- For your dream home, what building materials would you use? Explain why you would choose those materials.
- Why do you think Jefferson built his home on a mountaintop?
- What would you want visitors to remember most about your home? Which features would you want to stand out?
After your visit, ask these questions to your young learners for further discussion:
- What part of Jefferson’s home made the biggest impression on you? Why?
- Do you think this home would have the same appeal without the plantation gardens? Why or why not?
- Why preserve the homes of our country’s leaders? What do we gain by visiting these homes?
- If you could write a note to Thomas Jefferson after visiting Monticello, what would you say to him?
- The first dome ever placed on an American house is at Monticello. The glass in the dome was imported from Austria.
- The Monticello entrance hall contains many Native American artifacts and maps collected during the Lewis and Clark expedition across the country in 1804–1805. This is one of our first museums.
- The plantation surrounding Monticello covers more than 5,000 acres of land.
- Jefferson’s gardens include agricultural traditions from England, France, Spain, the Mediterranean, West Africa, and the Caribbean.
- Jefferson was a champion of liberty, but he owned 130 slaves.
- Monticello is the only American home included on the United Nations World Heritage List.
Cool sites nearby
- The University of Virginia is a world class university in a beautiful setting. The UVA rotunda is a marvelous example of fine architecture.
- Ashlawn-Highland, home of James Monroe who was the fifth president of the United States, is just minutes away from Monticello. You can enjoy a virtual tour of the home and grounds.
- To sample food of the 18th century or take a walk on a wooded footpath to Monticello, stop at historic Michie Tavern.
After experiencing Monticello, you may want to visit Mount Vernon, the home of George Washington. Commander in chief of the Continental Army during the American Revolution and our nation’s first president, Washington was a native son of Virginia who inherited the family estate in Alexandria, Virginia. Washington’s father built a small farmhouse there in 1735, but George Washington expanded this modest home into an impressive 21-room mansion over the next 45 years.

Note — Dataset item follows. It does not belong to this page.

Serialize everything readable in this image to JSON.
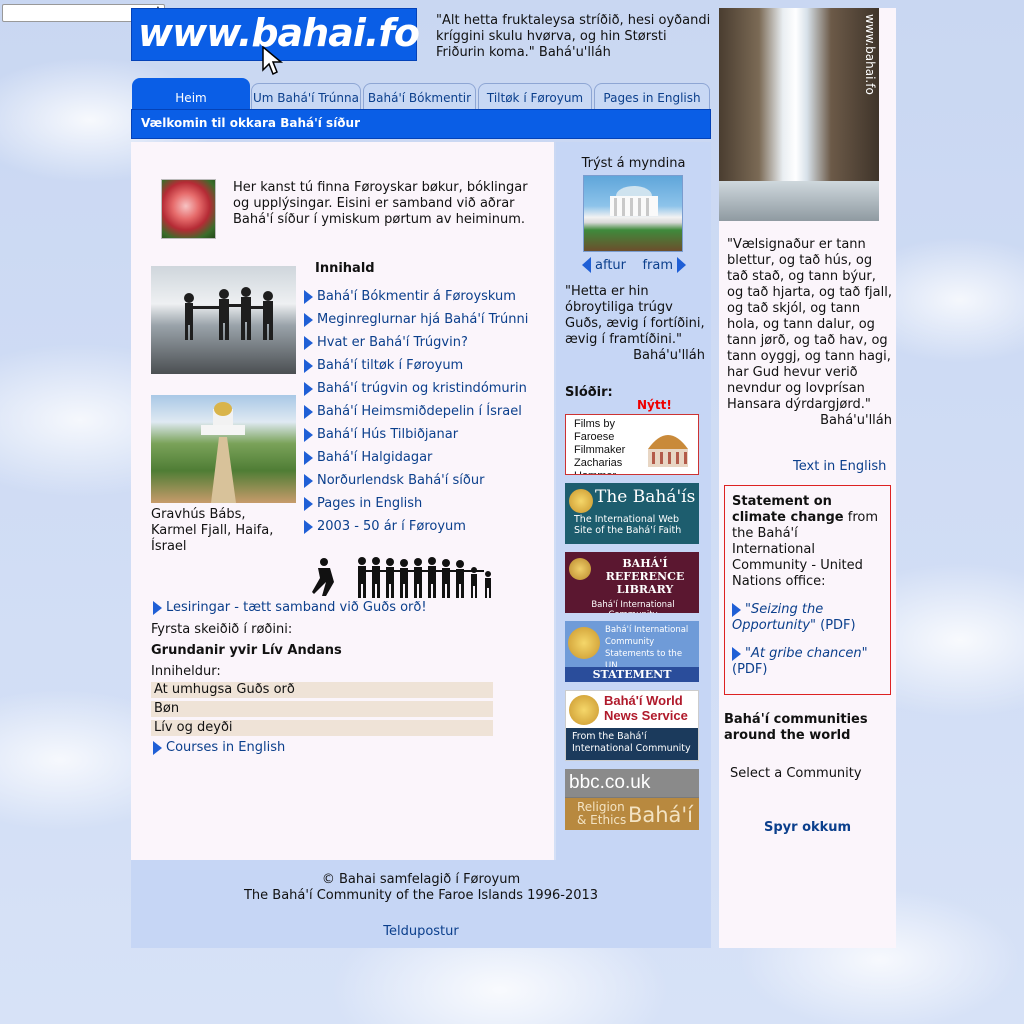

The Mount Vernon plantation covers more than 3,000 acres and includes Pioneer Farm, an area dedicated to research about farming. Be sure to visit the 16-sided barn on the site and check out live demonstrations of 18th century agricultural practices. Washington planned the beautiful gardens around Mount Vernon, drawing upon British landscape design and a “naturalistic” approach. One special feature of the house is the two-story piazza facing the water, offering a panoramic view of the Potomac River.
If you are too far away to visit, take advantage of a virtual tour to appreciate the timeless majesty of Washington’s residence. Mount Vernon is a tribute to his wide-ranging interests, multi-faceted talents, and inspirational leadership.
Melissa King, director of early learning and product advancement for K12, has more than 35 years of experience as an educator. She holds a Ph.D. in science education from George Mason University and master's degree in linguistics from the University of California at Davis. She recently served as lead content specialist for a new blended program for pre-K learners. Dr. King has co-authored several books, published articles in educational journals, developed curriculum products, and conducted teacher training at the national level. She developed and taught graduate courses for the University of Virginia, George Mason University, and Kaplan University. Dr. King has been a public school teacher and also served as a gifted resource specialist, ESL specialist, and teacher mentor. She has also lived and studied abroad and is a Fulbright awardee.